“It is only when the curtain of denial has been torn aside that we are free to make the choices each of us must make for ourselves. We must remove ourselves from whatever blind hides our vision, and look out at the horizon to face what we see there. We owe animals no less. We also owe ourselves no less, it turns out.”
Un posto ideale per uccidere
Also Known As (AKA)
Bulgaria (Bulgarian title) Оазис на страха
Spain Un lugar ideal para matar
France Meurtre par intérim
Greece (transliterated) I vromiki kyria
Greece (video title) Idanikos topos eglimatos
Japan Garasu no tabi
Japan (English title) Love Stress
Portugal Um Sítio Ideal para Matar

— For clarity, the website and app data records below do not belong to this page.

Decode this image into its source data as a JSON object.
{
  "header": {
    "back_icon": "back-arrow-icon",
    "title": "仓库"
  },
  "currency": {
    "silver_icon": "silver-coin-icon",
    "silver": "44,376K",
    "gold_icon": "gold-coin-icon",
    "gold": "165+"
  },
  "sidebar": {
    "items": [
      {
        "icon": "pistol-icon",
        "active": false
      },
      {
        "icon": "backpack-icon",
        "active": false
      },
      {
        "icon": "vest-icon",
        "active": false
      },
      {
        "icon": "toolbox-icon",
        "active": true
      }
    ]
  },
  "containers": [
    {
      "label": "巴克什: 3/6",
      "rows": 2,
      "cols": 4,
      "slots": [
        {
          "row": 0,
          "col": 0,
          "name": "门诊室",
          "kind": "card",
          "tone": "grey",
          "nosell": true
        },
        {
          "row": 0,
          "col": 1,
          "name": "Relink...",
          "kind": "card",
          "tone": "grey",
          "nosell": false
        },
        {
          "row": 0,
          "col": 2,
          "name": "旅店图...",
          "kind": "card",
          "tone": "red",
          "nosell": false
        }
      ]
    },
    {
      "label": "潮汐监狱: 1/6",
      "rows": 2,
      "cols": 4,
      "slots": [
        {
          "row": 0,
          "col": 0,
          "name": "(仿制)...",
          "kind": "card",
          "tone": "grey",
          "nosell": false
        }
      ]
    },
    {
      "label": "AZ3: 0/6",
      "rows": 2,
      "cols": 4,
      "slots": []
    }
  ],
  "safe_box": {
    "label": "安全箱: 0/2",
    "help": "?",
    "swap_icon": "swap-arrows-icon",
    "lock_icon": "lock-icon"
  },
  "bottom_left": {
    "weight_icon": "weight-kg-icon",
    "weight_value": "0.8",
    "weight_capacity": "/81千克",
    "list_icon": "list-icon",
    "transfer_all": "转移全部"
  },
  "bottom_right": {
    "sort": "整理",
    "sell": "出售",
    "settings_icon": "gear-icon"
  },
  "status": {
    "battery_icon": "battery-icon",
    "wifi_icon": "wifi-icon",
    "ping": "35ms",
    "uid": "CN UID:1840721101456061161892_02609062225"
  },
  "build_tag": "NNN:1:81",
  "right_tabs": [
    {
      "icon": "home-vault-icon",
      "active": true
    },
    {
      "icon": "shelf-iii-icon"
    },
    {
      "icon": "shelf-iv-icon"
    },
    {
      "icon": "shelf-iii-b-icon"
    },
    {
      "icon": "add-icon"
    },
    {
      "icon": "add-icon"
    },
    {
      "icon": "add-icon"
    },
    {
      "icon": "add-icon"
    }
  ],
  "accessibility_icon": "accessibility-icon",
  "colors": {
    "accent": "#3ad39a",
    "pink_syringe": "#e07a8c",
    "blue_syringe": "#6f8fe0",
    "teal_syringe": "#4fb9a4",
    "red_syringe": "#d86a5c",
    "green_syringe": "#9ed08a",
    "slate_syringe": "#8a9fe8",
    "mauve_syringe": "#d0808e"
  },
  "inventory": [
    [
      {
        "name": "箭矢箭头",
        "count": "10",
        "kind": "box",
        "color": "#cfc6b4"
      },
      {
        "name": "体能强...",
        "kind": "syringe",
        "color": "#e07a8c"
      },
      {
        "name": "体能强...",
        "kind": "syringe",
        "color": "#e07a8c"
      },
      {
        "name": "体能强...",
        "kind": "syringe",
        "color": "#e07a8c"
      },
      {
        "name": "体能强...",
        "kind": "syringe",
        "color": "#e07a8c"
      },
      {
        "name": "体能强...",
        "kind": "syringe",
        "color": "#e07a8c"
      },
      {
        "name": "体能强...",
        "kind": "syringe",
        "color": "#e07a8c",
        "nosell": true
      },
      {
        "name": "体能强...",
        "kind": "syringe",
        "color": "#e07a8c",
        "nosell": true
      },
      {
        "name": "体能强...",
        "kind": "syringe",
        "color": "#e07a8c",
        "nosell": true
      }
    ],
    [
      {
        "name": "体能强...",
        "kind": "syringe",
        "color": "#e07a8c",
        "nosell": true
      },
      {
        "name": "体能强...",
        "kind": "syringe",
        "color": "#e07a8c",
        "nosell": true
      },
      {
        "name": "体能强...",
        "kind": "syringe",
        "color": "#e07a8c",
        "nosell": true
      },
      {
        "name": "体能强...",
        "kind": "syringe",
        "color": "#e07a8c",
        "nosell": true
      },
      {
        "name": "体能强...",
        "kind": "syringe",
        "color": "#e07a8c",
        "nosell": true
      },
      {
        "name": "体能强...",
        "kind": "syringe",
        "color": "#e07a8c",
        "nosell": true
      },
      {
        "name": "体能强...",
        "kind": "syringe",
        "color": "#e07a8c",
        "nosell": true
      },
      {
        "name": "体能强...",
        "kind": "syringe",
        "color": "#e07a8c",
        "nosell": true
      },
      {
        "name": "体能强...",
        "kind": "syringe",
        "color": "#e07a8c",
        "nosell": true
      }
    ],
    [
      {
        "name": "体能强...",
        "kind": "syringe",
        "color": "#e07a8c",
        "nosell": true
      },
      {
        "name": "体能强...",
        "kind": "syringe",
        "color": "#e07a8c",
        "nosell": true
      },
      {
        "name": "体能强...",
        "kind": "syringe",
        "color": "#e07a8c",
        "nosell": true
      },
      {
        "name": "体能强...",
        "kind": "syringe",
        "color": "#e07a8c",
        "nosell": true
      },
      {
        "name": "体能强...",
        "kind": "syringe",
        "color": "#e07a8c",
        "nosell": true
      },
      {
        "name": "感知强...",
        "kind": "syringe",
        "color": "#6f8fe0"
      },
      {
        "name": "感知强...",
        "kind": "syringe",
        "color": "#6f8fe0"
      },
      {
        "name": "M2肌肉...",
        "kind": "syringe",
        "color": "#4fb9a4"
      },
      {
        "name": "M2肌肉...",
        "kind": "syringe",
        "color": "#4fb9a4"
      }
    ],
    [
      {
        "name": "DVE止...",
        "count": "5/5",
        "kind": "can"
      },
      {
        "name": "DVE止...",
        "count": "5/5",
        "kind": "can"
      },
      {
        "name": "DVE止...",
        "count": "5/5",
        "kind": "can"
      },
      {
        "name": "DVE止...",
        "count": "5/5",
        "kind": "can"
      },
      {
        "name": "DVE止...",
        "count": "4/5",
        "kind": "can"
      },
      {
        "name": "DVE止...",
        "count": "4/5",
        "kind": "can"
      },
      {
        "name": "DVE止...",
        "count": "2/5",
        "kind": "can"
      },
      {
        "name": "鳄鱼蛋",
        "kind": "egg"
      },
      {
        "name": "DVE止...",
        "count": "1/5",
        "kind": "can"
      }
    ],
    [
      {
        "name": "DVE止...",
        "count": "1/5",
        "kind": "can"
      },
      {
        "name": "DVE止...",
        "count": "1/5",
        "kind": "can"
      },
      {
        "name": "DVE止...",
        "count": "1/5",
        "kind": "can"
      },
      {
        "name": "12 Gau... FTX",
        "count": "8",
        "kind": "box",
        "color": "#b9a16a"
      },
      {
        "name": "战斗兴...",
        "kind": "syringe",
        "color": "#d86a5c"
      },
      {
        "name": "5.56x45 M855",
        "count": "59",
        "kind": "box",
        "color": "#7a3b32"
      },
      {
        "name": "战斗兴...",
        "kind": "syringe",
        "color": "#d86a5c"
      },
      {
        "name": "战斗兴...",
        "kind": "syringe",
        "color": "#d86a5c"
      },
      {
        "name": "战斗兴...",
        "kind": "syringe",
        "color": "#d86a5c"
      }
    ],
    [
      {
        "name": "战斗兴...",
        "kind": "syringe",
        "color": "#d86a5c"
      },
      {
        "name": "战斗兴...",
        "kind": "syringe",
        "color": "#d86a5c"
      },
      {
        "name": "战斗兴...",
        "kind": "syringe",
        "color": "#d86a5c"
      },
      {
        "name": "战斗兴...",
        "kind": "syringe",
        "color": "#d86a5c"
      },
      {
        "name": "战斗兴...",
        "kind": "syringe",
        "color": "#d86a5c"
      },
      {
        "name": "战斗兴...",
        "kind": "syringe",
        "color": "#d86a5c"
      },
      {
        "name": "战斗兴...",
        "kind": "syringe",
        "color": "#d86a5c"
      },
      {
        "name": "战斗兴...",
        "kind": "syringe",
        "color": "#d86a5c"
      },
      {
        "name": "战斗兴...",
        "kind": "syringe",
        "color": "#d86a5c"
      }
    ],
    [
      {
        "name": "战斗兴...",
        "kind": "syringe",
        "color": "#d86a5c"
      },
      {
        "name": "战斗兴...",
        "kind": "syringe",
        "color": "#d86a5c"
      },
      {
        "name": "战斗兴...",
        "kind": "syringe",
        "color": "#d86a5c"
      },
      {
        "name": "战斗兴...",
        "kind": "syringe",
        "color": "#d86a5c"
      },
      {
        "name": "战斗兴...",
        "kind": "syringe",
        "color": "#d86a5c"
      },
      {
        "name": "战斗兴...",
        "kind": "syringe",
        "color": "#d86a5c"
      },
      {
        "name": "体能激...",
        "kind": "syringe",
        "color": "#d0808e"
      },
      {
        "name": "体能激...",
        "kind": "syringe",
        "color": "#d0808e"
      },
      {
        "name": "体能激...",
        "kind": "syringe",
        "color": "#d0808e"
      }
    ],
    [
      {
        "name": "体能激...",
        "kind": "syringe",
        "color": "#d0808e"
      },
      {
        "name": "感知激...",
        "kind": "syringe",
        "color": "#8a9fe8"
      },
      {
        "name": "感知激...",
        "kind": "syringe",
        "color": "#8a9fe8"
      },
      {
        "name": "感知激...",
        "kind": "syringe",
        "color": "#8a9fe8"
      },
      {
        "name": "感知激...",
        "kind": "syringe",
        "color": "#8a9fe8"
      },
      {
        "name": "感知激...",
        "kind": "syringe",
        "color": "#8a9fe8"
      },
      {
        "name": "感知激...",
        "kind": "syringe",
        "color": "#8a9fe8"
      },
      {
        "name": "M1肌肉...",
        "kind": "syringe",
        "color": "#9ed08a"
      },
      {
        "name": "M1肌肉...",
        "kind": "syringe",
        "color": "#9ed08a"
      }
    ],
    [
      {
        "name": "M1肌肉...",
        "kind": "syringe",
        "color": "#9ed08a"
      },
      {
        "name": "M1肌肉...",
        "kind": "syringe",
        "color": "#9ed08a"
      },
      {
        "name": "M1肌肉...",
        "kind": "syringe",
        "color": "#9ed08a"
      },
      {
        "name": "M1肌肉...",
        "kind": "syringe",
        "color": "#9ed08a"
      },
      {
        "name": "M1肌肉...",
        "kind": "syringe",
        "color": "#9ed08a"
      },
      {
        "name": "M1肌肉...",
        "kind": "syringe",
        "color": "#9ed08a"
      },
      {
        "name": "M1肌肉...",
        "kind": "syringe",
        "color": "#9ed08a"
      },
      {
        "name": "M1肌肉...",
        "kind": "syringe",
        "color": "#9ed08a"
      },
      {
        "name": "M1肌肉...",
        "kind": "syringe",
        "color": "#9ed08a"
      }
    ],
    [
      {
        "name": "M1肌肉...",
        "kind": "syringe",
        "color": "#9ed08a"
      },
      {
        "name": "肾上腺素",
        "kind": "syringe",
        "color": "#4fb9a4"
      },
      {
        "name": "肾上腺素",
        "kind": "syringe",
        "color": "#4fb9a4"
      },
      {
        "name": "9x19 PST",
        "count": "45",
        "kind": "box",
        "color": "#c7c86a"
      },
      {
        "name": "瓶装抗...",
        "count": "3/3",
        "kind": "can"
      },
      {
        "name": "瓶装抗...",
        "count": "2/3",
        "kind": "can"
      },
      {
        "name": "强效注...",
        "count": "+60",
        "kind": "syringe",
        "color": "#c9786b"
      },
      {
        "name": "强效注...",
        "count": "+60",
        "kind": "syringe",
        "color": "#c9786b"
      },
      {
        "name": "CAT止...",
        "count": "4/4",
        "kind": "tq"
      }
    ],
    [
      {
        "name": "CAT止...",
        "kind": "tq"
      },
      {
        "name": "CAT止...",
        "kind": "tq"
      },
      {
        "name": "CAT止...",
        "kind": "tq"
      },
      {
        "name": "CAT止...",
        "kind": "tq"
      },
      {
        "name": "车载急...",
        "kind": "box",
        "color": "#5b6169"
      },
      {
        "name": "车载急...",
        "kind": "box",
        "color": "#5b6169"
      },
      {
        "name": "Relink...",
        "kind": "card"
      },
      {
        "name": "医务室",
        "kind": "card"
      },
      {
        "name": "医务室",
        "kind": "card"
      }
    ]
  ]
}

USA (dubbed version) Dirty Pictures
USA (alternative title) Oasis of Fear
West Germany Deadly Trap
World-wide (English title) An Ideal Place to Kill
Directed by Umberto Lenzi
Music by Bruno Lauzi
Writing Credits (in alphabetical order)
Lucia Drudi Demby
Italy 18 August 1971
Ireland 8 June 1973
Japan 13 October 1973
France 2 February 1975
West Germany April 1988 (video premiere)
USA 21 March 2015 (The Killer Must Kill Again!: Giallo Fever)
Cast (in credits order) complete, awaiting verification
Ornella Muti Ornella Muti …
Irene Papas Irene Papas …
Ray Lovelock Ray Lovelock …
Dick Butler (as Raymond Lovelock)
Michel Bardinet Michel Bardinet …
Jacques Stany Jacques Stany …
Umberto D'Orsi Umberto D'Orsi
Calisto Calisti Calisto Calisti …
Ugo Adinolfi Ugo Adinolfi …
Gas Station Attendant
Salvatore Borghese Salvatore Borghese … Agostino’s Friend (as Salvatore Borgese)
Giuseppe Terranova Giuseppe Terranova
Carla Mancini Carla Mancini …
Umberto Raho Umberto Raho …
Antonio Mellino Antonio Mellino …
Rest of cast listed alphabetically:
Antonio Anelli Antonio Anelli …
Tennis player (uncredited)
Tom Felleghy Tom Felleghy …
Col. Steve Slater (uncredited)
Gennarino Pappagalli Gennarino Pappagalli … Passerby (uncredited)
Franco Ressel Franco Ressel …
Man That Buys Aural Porn (uncredited)